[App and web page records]
..............................
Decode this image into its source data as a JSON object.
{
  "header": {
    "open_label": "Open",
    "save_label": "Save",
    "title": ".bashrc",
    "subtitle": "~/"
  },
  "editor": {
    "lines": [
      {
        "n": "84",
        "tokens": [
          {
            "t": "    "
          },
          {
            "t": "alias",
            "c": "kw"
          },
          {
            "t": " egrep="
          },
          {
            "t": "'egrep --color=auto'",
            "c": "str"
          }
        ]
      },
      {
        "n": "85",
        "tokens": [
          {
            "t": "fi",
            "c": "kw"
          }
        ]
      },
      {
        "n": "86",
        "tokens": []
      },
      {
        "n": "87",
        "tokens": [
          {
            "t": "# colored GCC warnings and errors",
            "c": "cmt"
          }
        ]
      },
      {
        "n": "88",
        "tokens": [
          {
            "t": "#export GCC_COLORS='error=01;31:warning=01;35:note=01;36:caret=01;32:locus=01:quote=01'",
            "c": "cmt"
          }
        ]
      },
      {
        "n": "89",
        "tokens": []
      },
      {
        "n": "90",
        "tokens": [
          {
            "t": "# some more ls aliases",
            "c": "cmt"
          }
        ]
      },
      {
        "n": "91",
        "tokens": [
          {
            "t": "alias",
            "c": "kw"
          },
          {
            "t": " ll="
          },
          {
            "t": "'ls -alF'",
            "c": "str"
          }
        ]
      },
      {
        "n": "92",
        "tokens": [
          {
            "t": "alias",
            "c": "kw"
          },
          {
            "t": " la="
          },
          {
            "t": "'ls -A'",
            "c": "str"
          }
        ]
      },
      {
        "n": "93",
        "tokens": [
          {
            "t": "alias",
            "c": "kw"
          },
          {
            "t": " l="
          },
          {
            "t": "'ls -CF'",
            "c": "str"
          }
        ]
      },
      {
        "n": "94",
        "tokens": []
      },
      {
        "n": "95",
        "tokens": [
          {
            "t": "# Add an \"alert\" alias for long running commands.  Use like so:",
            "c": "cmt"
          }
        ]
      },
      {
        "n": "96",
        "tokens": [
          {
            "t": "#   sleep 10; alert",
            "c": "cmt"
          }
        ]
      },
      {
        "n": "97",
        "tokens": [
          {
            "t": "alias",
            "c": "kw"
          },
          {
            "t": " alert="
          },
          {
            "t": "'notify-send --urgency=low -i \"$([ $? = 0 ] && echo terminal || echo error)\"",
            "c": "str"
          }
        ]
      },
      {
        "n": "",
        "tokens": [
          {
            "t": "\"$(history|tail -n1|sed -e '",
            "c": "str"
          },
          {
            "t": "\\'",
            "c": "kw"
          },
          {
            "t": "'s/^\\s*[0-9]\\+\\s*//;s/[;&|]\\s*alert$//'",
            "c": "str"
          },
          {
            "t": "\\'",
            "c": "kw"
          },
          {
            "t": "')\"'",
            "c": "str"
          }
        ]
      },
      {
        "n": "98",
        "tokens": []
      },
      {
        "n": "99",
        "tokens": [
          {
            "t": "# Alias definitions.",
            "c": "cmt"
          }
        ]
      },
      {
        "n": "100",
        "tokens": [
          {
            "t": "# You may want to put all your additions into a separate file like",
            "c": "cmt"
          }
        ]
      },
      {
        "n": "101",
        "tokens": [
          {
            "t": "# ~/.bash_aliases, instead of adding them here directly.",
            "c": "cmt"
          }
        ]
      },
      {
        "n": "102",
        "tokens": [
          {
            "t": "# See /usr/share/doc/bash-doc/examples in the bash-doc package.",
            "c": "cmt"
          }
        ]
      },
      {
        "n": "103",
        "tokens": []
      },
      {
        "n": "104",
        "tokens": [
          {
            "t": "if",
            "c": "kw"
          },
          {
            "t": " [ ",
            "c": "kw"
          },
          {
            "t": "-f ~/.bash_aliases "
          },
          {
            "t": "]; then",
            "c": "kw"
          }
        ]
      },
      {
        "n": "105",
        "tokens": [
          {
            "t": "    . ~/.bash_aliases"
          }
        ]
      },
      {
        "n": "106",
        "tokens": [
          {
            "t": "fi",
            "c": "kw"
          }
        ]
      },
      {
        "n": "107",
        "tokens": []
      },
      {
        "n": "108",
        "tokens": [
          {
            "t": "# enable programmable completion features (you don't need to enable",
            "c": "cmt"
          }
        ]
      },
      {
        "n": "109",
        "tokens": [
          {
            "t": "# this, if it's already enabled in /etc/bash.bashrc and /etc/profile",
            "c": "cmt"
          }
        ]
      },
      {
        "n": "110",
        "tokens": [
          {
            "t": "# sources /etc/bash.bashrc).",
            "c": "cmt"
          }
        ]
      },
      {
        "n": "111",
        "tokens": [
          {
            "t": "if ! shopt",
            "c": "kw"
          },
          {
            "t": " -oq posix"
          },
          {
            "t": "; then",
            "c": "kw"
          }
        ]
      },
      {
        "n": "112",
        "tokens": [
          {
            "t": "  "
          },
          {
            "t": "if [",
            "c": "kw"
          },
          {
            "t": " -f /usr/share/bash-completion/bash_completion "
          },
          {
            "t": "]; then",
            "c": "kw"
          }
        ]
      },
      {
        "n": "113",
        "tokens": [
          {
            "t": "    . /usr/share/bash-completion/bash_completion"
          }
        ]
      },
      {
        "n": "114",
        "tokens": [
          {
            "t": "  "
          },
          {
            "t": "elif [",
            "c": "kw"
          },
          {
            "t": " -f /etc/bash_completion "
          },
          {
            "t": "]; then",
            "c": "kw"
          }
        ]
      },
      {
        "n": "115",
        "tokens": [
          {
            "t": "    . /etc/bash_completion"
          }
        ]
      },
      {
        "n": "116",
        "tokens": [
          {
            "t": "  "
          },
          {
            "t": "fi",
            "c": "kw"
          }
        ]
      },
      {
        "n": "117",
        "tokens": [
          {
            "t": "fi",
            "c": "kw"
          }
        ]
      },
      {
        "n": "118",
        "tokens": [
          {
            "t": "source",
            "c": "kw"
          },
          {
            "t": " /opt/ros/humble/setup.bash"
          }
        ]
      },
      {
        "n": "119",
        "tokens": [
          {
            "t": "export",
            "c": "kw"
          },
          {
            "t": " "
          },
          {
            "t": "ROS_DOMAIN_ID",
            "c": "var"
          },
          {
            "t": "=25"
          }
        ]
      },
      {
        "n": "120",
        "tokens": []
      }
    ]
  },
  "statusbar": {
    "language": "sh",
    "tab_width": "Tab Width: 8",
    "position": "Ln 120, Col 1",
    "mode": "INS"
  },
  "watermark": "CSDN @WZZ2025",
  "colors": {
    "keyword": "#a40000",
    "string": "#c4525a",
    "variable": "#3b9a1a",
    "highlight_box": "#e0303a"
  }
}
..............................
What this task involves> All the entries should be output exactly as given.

Written reply>
Decode this image into its source data as a JSON object.
{
  "header": {
    "open_label": "Open",
    "save_label": "Save",
    "title": ".bashrc",
    "subtitle": "~/"
  },
  "editor": {
    "lines": [
      {
        "n": "84",
        "tokens": [
          {
            "t": "    "
          },
          {
            "t": "alias",
            "c": "kw"
          },
          {
            "t": " egrep="
          },
          {
            "t": "'egrep --color=auto'",
            "c": "str"
          }
        ]
      },
      {
        "n": "85",
        "tokens": [
          {
            "t": "fi",
            "c": "kw"
          }
        ]
      },
      {
        "n": "86",
        "tokens": []
      },
      {
        "n": "87",
        "tokens": [
          {
            "t": "# colored GCC warnings and errors",
            "c": "cmt"
          }
        ]
      },
      {
        "n": "88",
        "tokens": [
          {
            "t": "#export GCC_COLORS='error=01;31:warning=01;35:note=01;36:caret=01;32:locus=01:quote=01'",
            "c": "cmt"
          }
        ]
      },
      {
        "n": "89",
        "tokens": []
      },
      {
        "n": "90",
        "tokens": [
          {
            "t": "# some more ls aliases",
            "c": "cmt"
          }
        ]
      },
      {
        "n": "91",
        "tokens": [
          {
            "t": "alias",
            "c": "kw"
          },
          {
            "t": " ll="
          },
          {
            "t": "'ls -alF'",
            "c": "str"
          }
        ]
      },
      {
        "n": "92",
        "tokens": [
          {
            "t": "alias",
            "c": "kw"
          },
          {
            "t": " la="
          },
          {
            "t": "'ls -A'",
            "c": "str"
          }
        ]
      },
      {
        "n": "93",
        "tokens": [
          {
            "t": "alias",
            "c": "kw"
          },
          {
            "t": " l="
          },
          {
            "t": "'ls -CF'",
            "c": "str"
          }
        ]
      },
      {
        "n": "94",
        "tokens": []
      },
      {
        "n": "95",
        "tokens": [
          {
            "t": "# Add an \"alert\" alias for long running commands.  Use like so:",
            "c": "cmt"
          }
        ]
      },
      {
        "n": "96",
        "tokens": [
          {
            "t": "#   sleep 10; alert",
            "c": "cmt"
          }
        ]
      },
      {
        "n": "97",
        "tokens": [
          {
            "t": "alias",
            "c": "kw"
          },
          {
            "t": " alert="
          },
          {
            "t": "'notify-send --urgency=low -i \"$([ $? = 0 ] && echo terminal || echo error)\"",
            "c": "str"
          }
        ]
      },
      {
        "n": "",
        "tokens": [
          {
            "t": "\"$(history|tail -n1|sed -e '",
            "c": "str"
          },
          {
            "t": "\\'",
            "c": "kw"
          },
          {
            "t": "'s/^\\s*[0-9]\\+\\s*//;s/[;&|]\\s*alert$//'",
            "c": "str"
          },
          {
            "t": "\\'",
            "c": "kw"
          },
          {
            "t": "')\"'",
            "c": "str"
          }
        ]
      },
      {
        "n": "98",
        "tokens": []
      },
      {
        "n": "99",
        "tokens": [
          {
            "t": "# Alias definitions.",
            "c": "cmt"
          }
        ]
      },
      {
        "n": "100",
        "tokens": [
          {
            "t": "# You may want to put all your additions into a separate file like",
            "c": "cmt"
          }
        ]
      },
      {
        "n": "101",
        "tokens": [
          {
            "t": "# ~/.bash_aliases, instead of adding them here directly.",
            "c": "cmt"
          }
        ]
      },
      {
        "n": "102",
        "tokens": [
          {
            "t": "# See /usr/share/doc/bash-doc/examples in the bash-doc package.",
            "c": "cmt"
          }
        ]
      },
      {
        "n": "103",
        "tokens": []
      },
      {
        "n": "104",
        "tokens": [
          {
            "t": "if",
            "c": "kw"
          },
          {
            "t": " [ ",
            "c": "kw"
          },
          {
            "t": "-f ~/.bash_aliases "
          },
          {
            "t": "]; then",
            "c": "kw"
          }
        ]
      },
      {
        "n": "105",
        "tokens": [
          {
            "t": "    . ~/.bash_aliases"
          }
        ]
      },
      {
        "n": "106",
        "tokens": [
          {
            "t": "fi",
            "c": "kw"
          }
        ]
      },
      {
        "n": "107",
        "tokens": []
      },
      {
        "n": "108",
        "tokens": [
          {
            "t": "# enable programmable completion features (you don't need to enable",
            "c": "cmt"
          }
        ]
      },
      {
        "n": "109",
        "tokens": [
          {
            "t": "# this, if it's already enabled in /etc/bash.bashrc and /etc/profile",
            "c": "cmt"
          }
        ]
      },
      {
        "n": "110",
        "tokens": [
          {
            "t": "# sources /etc/bash.bashrc).",
            "c": "cmt"
          }
        ]
      },
      {
        "n": "111",
        "tokens": [
          {
            "t": "if ! shopt",
            "c": "kw"
          },
          {
            "t": " -oq posix"
          },
          {
            "t": "; then",
            "c": "kw"
          }
        ]
      },
      {
        "n": "112",
        "tokens": [
          {
            "t": "  "
          },
          {
            "t": "if [",
            "c": "kw"
          },
          {
            "t": " -f /usr/share/bash-completion/bash_completion "
          },
          {
            "t": "]; then",
            "c": "kw"
          }
        ]
      },
      {
        "n": "113",
        "tokens": [
          {
            "t": "    . /usr/share/bash-completion/bash_completion"
          }
        ]
      },
      {
        "n": "114",
        "tokens": [
          {
            "t": "  "
          },
          {
            "t": "elif [",
            "c": "kw"
          },
          {
            "t": " -f /etc/bash_completion "
          },
          {
            "t": "]; then",
            "c": "kw"
          }
        ]
      },
      {
        "n": "115",
        "tokens": [
          {
            "t": "    . /etc/bash_completion"
          }
        ]
      },
      {
        "n": "116",
        "tokens": [
          {
            "t": "  "
          },
          {
            "t": "fi",
            "c": "kw"
          }
        ]
      },
      {
        "n": "117",
        "tokens": [
          {
            "t": "fi",
            "c": "kw"
          }
        ]
      },
      {
        "n": "118",
        "tokens": [
          {
            "t": "source",
            "c": "kw"
          },
          {
            "t": " /opt/ros/humble/setup.bash"
          }
        ]
      },
      {
        "n": "119",
        "tokens": [
          {
            "t": "export",
            "c": "kw"
          },
          {
            "t": " "
          },
          {
            "t": "ROS_DOMAIN_ID",
            "c": "var"
          },
          {
            "t": "=25"
          }
        ]
      },
      {
        "n": "120",
        "tokens": []
      }
    ]
  },
  "statusbar": {
    "language": "sh",
    "tab_width": "Tab Width: 8",
    "position": "Ln 120, Col 1",
    "mode": "INS"
  },
  "watermark": "CSDN @WZZ2025",
  "colors": {
    "keyword": "#a40000",
    "string": "#c4525a",
    "variable": "#3b9a1a",
    "highlight_box": "#e0303a"
  }
}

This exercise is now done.